“It was refreshing to a large degree because I felt safe here. Not only did I not have the worries about being captured by the FBI, but just walking down the street.” She paused and turned reflective. “I had a chance to heal when I first got here. I didn't realize how much damage being underground had done to me. My children -- I had to keep them out of my mind. It was killing me internally.”
Abiodun has long been guarded about her two children (both of whom live in the States), saying only that her son, now 24 years old, works in an art gallery and that her 32-year-old daughter is part of a major investment firm. Is she hoping they'll pick up the revolutionary torch one day? “My choices were my choices,” she replied. “They have the right to make their own choices. I've been through the period where what I've decided to do has affected their lives. I don't want them to live through that again.”

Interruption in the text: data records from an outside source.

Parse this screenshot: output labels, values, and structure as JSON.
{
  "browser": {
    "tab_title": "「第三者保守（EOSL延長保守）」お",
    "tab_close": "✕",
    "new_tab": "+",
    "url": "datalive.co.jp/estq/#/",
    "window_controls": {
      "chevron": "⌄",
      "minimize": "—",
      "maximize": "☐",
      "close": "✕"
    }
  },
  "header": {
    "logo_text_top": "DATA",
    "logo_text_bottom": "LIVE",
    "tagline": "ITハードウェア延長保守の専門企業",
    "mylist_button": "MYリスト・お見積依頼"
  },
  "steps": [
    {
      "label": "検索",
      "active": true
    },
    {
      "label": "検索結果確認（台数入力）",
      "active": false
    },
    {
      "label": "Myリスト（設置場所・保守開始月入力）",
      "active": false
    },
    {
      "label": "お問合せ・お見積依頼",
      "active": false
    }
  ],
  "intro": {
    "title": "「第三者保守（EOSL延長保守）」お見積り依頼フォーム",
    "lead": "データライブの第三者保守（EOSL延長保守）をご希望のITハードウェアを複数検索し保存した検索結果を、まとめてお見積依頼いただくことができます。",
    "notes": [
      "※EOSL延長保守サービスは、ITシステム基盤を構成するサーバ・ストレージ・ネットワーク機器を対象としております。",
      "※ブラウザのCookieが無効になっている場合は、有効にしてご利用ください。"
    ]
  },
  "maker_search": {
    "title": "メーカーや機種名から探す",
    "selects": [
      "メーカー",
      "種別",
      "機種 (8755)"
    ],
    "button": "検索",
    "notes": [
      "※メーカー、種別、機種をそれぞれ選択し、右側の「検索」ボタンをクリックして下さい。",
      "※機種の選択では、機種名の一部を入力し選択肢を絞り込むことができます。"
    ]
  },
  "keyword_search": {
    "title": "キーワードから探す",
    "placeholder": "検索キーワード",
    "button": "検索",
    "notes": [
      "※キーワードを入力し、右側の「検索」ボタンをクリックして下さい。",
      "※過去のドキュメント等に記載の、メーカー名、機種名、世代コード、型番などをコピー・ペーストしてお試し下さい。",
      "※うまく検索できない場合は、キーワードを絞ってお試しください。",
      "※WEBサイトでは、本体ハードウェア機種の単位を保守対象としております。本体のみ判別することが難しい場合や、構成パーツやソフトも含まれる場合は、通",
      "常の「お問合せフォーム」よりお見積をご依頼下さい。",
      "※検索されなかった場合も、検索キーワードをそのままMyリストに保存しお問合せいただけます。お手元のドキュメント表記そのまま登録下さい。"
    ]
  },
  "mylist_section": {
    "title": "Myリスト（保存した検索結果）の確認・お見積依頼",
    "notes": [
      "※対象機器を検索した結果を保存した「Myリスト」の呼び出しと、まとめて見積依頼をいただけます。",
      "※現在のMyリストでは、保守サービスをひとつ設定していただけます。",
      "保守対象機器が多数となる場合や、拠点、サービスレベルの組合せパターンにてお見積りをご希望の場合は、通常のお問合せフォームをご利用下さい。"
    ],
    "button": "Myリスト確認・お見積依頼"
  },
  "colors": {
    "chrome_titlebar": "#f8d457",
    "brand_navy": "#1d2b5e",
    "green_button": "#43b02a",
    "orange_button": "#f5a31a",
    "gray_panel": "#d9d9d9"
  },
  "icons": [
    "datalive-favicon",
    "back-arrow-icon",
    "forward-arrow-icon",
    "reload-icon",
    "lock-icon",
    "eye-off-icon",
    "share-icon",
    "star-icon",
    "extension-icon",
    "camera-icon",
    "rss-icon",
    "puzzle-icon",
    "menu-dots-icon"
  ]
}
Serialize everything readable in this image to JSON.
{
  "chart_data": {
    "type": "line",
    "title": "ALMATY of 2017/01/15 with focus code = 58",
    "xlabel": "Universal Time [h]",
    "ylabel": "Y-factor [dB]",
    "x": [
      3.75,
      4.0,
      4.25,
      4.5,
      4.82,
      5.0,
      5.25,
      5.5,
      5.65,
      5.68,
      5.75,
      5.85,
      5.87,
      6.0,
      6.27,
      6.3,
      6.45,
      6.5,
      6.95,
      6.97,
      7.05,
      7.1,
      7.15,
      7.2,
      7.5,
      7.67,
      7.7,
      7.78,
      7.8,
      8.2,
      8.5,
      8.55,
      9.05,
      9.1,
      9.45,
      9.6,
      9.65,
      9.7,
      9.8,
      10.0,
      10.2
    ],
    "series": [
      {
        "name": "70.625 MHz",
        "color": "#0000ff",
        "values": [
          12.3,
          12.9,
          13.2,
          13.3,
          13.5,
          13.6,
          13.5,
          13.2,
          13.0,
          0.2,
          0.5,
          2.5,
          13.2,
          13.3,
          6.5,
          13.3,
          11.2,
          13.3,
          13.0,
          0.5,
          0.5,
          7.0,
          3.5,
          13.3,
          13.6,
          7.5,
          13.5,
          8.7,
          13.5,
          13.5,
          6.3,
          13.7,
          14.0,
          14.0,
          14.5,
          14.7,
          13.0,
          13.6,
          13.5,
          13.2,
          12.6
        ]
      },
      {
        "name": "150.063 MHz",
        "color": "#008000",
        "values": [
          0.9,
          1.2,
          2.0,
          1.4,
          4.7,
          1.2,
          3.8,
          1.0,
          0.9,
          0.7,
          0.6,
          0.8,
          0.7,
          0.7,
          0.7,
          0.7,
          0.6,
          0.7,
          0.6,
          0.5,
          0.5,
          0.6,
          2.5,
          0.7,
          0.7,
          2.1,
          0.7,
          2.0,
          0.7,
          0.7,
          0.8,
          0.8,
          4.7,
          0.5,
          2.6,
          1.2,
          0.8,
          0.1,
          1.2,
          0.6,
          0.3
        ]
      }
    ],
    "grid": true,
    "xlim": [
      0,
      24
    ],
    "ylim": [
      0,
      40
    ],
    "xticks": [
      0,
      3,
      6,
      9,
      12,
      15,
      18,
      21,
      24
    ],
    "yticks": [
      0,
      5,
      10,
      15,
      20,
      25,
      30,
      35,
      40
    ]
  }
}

Suddenly she brightened. “I'm a grandmother!” she cried, beaming. “I have a beautiful two-year-old granddaughter!” Wagging her index finger with each word, she ordered, “Put this down: 'She is beautiful!' I'm not just speaking as a grandmother -- she is gorgeous!”
Over the past few months, Havana's nascent hip-hop scene has taken to gathering together every Thursday evening at a community pool complex in the Alamar neighborhood in eastern Havana. It certainly seems an appropriate spot for the music to blossom: Parts of Alamar bear an uncanny resemblance to the blighted blocks of the South Bronx, where rap first developed in the United States.
With the water drained, a steady stream of local raperos take up positions on the pool's stairs and proceed to breathe new life into the genre's building blocks -- two turntables and a microphone. Except that turntables are a rare commodity in Cuba. So with just a couple of weathered mikes and some minimal looped beats on tape, the island's rappers spin their own take on el rap for an adoring, fully pumped-up, largely black crowd.
In the early Nineties, rap concerts often were forcibly broken up by the police. Now the Ministry of Culture sponsors an annual rap-music festival in Alamar. Policy shifts such as this are what Abiodun sees as the government's growing “respect for the Africanism of Cuba.” Still, Cuban rap songs denouncing racism and the secondary status of blacks, even in the supposedly egalitarian air of socialism, are legion. To some critics (both on and off the island) the government's about-face on homegrown hip-hop has less to do with understanding than with fear, an attempt to keep a lid on what might otherwise turn a charged art form into a subversive movement.